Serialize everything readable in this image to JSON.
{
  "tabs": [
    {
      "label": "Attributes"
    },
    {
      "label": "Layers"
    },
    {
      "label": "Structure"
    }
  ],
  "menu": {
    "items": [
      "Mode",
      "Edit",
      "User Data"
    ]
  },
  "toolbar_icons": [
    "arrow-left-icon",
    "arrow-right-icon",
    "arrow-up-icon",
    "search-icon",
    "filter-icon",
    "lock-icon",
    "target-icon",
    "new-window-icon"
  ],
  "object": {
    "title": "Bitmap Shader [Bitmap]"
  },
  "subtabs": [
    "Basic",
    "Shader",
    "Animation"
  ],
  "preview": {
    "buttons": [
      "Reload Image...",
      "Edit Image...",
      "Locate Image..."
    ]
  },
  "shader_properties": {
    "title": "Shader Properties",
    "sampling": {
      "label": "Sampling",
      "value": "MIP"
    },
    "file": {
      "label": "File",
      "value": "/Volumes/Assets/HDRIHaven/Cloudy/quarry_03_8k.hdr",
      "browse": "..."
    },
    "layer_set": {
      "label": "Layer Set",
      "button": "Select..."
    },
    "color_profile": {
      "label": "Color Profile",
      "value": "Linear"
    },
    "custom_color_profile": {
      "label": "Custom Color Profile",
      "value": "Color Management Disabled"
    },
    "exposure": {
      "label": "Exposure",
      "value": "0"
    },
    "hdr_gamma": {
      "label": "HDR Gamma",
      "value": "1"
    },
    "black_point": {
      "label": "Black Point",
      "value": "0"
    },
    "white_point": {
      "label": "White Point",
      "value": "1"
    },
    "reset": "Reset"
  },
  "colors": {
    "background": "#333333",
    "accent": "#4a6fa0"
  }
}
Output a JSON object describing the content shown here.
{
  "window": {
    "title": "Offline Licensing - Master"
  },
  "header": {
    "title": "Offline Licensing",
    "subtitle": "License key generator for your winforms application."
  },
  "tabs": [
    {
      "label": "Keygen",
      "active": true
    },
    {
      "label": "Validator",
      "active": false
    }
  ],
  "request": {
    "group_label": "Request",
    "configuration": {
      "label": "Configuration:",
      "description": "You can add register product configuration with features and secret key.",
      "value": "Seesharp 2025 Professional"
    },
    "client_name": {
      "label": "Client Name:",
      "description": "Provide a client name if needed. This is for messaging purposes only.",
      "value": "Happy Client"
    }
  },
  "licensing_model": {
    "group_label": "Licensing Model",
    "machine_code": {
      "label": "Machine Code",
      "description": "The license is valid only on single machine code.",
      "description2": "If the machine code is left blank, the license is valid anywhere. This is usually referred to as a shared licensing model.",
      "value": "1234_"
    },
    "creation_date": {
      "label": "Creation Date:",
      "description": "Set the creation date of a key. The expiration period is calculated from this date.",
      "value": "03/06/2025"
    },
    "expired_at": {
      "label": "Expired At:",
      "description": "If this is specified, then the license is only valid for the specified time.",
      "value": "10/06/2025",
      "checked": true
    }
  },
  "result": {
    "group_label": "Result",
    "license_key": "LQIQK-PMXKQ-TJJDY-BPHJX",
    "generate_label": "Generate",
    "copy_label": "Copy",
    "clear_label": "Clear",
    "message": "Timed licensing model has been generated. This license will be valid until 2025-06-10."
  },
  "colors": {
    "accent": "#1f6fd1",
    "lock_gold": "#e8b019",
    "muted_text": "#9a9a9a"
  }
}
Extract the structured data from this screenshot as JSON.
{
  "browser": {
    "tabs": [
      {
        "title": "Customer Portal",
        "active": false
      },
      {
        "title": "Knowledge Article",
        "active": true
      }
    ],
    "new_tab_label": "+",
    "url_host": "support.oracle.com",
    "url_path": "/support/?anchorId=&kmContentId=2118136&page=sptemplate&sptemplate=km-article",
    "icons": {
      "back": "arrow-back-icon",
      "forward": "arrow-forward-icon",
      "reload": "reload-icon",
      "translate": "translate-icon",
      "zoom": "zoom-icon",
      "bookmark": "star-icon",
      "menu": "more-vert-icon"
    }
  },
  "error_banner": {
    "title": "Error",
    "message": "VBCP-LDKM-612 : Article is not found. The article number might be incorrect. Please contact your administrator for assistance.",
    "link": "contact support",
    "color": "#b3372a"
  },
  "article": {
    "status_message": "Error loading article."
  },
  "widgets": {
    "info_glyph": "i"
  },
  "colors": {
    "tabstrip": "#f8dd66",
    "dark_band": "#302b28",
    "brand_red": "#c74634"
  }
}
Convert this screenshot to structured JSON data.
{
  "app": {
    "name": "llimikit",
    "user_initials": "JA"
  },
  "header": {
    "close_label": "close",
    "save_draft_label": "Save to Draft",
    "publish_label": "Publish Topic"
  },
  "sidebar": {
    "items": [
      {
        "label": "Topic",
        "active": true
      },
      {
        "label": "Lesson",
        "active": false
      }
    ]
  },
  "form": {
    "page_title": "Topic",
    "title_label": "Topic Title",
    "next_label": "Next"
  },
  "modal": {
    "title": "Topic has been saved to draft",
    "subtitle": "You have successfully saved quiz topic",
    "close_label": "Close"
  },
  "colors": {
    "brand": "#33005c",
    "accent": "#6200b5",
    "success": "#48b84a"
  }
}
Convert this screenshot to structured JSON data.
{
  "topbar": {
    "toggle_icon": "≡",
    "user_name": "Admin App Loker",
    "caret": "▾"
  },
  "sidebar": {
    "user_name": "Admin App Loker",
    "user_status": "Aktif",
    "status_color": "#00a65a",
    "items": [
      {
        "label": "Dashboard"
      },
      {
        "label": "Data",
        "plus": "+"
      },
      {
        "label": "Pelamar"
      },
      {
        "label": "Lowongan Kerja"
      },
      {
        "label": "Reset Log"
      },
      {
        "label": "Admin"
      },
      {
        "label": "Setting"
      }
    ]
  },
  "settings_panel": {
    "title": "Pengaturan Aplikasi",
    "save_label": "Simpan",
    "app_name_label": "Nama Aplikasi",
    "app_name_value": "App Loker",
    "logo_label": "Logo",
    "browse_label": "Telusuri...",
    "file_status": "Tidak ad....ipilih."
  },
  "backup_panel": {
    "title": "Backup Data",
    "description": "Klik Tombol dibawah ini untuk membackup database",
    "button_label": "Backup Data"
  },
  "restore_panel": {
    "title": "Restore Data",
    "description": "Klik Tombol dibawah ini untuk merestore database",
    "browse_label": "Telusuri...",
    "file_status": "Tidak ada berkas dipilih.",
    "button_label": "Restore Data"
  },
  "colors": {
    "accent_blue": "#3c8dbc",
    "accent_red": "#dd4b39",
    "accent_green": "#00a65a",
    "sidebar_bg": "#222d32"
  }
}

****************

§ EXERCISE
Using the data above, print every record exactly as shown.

§ FINISHED EXERCISE
Serialize everything readable in this image to JSON.
{
  "tabs": [
    {
      "label": "Attributes"
    },
    {
      "label": "Layers"
    },
    {
      "label": "Structure"
    }
  ],
  "menu": {
    "items": [
      "Mode",
      "Edit",
      "User Data"
    ]
  },
  "toolbar_icons": [
    "arrow-left-icon",
    "arrow-right-icon",
    "arrow-up-icon",
    "search-icon",
    "filter-icon",
    "lock-icon",
    "target-icon",
    "new-window-icon"
  ],
  "object": {
    "title": "Bitmap Shader [Bitmap]"
  },
  "subtabs": [
    "Basic",
    "Shader",
    "Animation"
  ],
  "preview": {
    "buttons": [
      "Reload Image...",
      "Edit Image...",
      "Locate Image..."
    ]
  },
  "shader_properties": {
    "title": "Shader Properties",
    "sampling": {
      "label": "Sampling",
      "value": "MIP"
    },
    "file": {
      "label": "File",
      "value": "/Volumes/Assets/HDRIHaven/Cloudy/quarry_03_8k.hdr",
      "browse": "..."
    },
    "layer_set": {
      "label": "Layer Set",
      "button": "Select..."
    },
    "color_profile": {
      "label": "Color Profile",
      "value": "Linear"
    },
    "custom_color_profile": {
      "label": "Custom Color Profile",
      "value": "Color Management Disabled"
    },
    "exposure": {
      "label": "Exposure",
      "value": "0"
    },
    "hdr_gamma": {
      "label": "HDR Gamma",
      "value": "1"
    },
    "black_point": {
      "label": "Black Point",
      "value": "0"
    },
    "white_point": {
      "label": "White Point",
      "value": "1"
    },
    "reset": "Reset"
  },
  "colors": {
    "background": "#333333",
    "accent": "#4a6fa0"
  }
}
Output a JSON object describing the content shown here.
{
  "window": {
    "title": "Offline Licensing - Master"
  },
  "header": {
    "title": "Offline Licensing",
    "subtitle": "License key generator for your winforms application."
  },
  "tabs": [
    {
      "label": "Keygen",
      "active": true
    },
    {
      "label": "Validator",
      "active": false
    }
  ],
  "request": {
    "group_label": "Request",
    "configuration": {
      "label": "Configuration:",
      "description": "You can add register product configuration with features and secret key.",
      "value": "Seesharp 2025 Professional"
    },
    "client_name": {
      "label": "Client Name:",
      "description": "Provide a client name if needed. This is for messaging purposes only.",
      "value": "Happy Client"
    }
  },
  "licensing_model": {
    "group_label": "Licensing Model",
    "machine_code": {
      "label": "Machine Code",
      "description": "The license is valid only on single machine code.",
      "description2": "If the machine code is left blank, the license is valid anywhere. This is usually referred to as a shared licensing model.",
      "value": "1234_"
    },
    "creation_date": {
      "label": "Creation Date:",
      "description": "Set the creation date of a key. The expiration period is calculated from this date.",
      "value": "03/06/2025"
    },
    "expired_at": {
      "label": "Expired At:",
      "description": "If this is specified, then the license is only valid for the specified time.",
      "value": "10/06/2025",
      "checked": true
    }
  },
  "result": {
    "group_label": "Result",
    "license_key": "LQIQK-PMXKQ-TJJDY-BPHJX",
    "generate_label": "Generate",
    "copy_label": "Copy",
    "clear_label": "Clear",
    "message": "Timed licensing model has been generated. This license will be valid until 2025-06-10."
  },
  "colors": {
    "accent": "#1f6fd1",
    "lock_gold": "#e8b019",
    "muted_text": "#9a9a9a"
  }
}
Extract the structured data from this screenshot as JSON.
{
  "browser": {
    "tabs": [
      {
        "title": "Customer Portal",
        "active": false
      },
      {
        "title": "Knowledge Article",
        "active": true
      }
    ],
    "new_tab_label": "+",
    "url_host": "support.oracle.com",
    "url_path": "/support/?anchorId=&kmContentId=2118136&page=sptemplate&sptemplate=km-article",
    "icons": {
      "back": "arrow-back-icon",
      "forward": "arrow-forward-icon",
      "reload": "reload-icon",
      "translate": "translate-icon",
      "zoom": "zoom-icon",
      "bookmark": "star-icon",
      "menu": "more-vert-icon"
    }
  },
  "error_banner": {
    "title": "Error",
    "message": "VBCP-LDKM-612 : Article is not found. The article number might be incorrect. Please contact your administrator for assistance.",
    "link": "contact support",
    "color": "#b3372a"
  },
  "article": {
    "status_message": "Error loading article."
  },
  "widgets": {
    "info_glyph": "i"
  },
  "colors": {
    "tabstrip": "#f8dd66",
    "dark_band": "#302b28",
    "brand_red": "#c74634"
  }
}
Convert this screenshot to structured JSON data.
{
  "app": {
    "name": "llimikit",
    "user_initials": "JA"
  },
  "header": {
    "close_label": "close",
    "save_draft_label": "Save to Draft",
    "publish_label": "Publish Topic"
  },
  "sidebar": {
    "items": [
      {
        "label": "Topic",
        "active": true
      },
      {
        "label": "Lesson",
        "active": false
      }
    ]
  },
  "form": {
    "page_title": "Topic",
    "title_label": "Topic Title",
    "next_label": "Next"
  },
  "modal": {
    "title": "Topic has been saved to draft",
    "subtitle": "You have successfully saved quiz topic",
    "close_label": "Close"
  },
  "colors": {
    "brand": "#33005c",
    "accent": "#6200b5",
    "success": "#48b84a"
  }
}
Convert this screenshot to structured JSON data.
{
  "topbar": {
    "toggle_icon": "≡",
    "user_name": "Admin App Loker",
    "caret": "▾"
  },
  "sidebar": {
    "user_name": "Admin App Loker",
    "user_status": "Aktif",
    "status_color": "#00a65a",
    "items": [
      {
        "label": "Dashboard"
      },
      {
        "label": "Data",
        "plus": "+"
      },
      {
        "label": "Pelamar"
      },
      {
        "label": "Lowongan Kerja"
      },
      {
        "label": "Reset Log"
      },
      {
        "label": "Admin"
      },
      {
        "label": "Setting"
      }
    ]
  },
  "settings_panel": {
    "title": "Pengaturan Aplikasi",
    "save_label": "Simpan",
    "app_name_label": "Nama Aplikasi",
    "app_name_value": "App Loker",
    "logo_label": "Logo",
    "browse_label": "Telusuri...",
    "file_status": "Tidak ad....ipilih."
  },
  "backup_panel": {
    "title": "Backup Data",
    "description": "Klik Tombol dibawah ini untuk membackup database",
    "button_label": "Backup Data"
  },
  "restore_panel": {
    "title": "Restore Data",
    "description": "Klik Tombol dibawah ini untuk merestore database",
    "browse_label": "Telusuri...",
    "file_status": "Tidak ada berkas dipilih.",
    "button_label": "Restore Data"
  },
  "colors": {
    "accent_blue": "#3c8dbc",
    "accent_red": "#dd4b39",
    "accent_green": "#00a65a",
    "sidebar_bg": "#222d32"
  }
}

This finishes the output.